First of all, the will of God is revealed in the Law, and the people of Israel are called to obey it unconditionally (cf. Deut 30:11 -1 4) as an expression of their covenant relation to God. To be a member of God's people is to find oneself obligated to adhere to the norms articulated in the Mosaic Torah. That this covenant obligation was understood, within the context of Judaism, not as a burden but as a privilege is clearly recognized in Paul's diatribal address to an imagined Jewish interlocutor who "boasts in the law". (Rom 2:23)
But if you call yourself a Jew and rely on the Law and boast of your relation to God (kaucasat en qey) and know his will and determine what matters (ta duayeoonta) because you are instructed in the Law, and if you are sure that you are a guide to the blind, a light to those who are in darkness, a corrector of the foolish, a teacher of children, having in the Law the embodiment of knowledge and truth, you, then, who teach others, will you not teach yourself? ... You that boast in the law (en ndmy kaucaoat), do you dishonor God by breaking the Law? (Rom 2:17 - 21a, 23).
Knowing the will of God is, to be sure, not an unproblematic condition.
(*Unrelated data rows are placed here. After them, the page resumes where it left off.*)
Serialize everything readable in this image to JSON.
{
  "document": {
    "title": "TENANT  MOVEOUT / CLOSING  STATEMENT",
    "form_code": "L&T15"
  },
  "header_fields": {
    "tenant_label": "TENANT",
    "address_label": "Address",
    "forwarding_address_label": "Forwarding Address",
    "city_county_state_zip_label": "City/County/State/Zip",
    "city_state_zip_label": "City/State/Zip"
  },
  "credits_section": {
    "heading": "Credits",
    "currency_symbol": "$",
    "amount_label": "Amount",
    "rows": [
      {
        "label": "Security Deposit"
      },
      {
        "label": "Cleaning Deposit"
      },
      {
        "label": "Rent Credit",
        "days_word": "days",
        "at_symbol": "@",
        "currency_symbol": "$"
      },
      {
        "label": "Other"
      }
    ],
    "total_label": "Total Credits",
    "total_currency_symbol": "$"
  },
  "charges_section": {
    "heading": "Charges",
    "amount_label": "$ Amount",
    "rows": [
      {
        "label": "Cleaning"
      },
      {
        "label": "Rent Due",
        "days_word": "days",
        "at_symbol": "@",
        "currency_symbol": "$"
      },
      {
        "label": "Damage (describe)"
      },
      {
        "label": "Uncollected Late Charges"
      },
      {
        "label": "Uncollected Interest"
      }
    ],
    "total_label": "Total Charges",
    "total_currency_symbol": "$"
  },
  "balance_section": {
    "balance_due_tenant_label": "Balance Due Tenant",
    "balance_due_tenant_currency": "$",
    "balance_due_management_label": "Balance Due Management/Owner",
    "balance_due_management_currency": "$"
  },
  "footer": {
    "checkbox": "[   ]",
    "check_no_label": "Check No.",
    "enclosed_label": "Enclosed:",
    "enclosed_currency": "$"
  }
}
Paul's argument challenges the Jewish reader to beware of a complacent sense of security that comes from having a special relation to God through the Law: it is only the doers of the Law who are to be justified (2:13). The mere knowledge of the Law is of no value unless it is accompanied by obedience (cf. 2:25 -29). Nonetheless, Paul never disputes the twin premises that the will of God is authentically revealed in the Law and that the Jew therefore possesses, through the Law, a privileged knowledge of what God requires (cf. 7:7 - 12, 9:1 - 5).
What amazing quotes about the law from Protestant Christian Scholarship. And I've only just begun!!!
As we move forward, I will add numerous other quotes similar in nature to those found above to demonstrate that there is a lot of consensus as regards the law for the Gentile Citizen in the Commonwealth of Israel.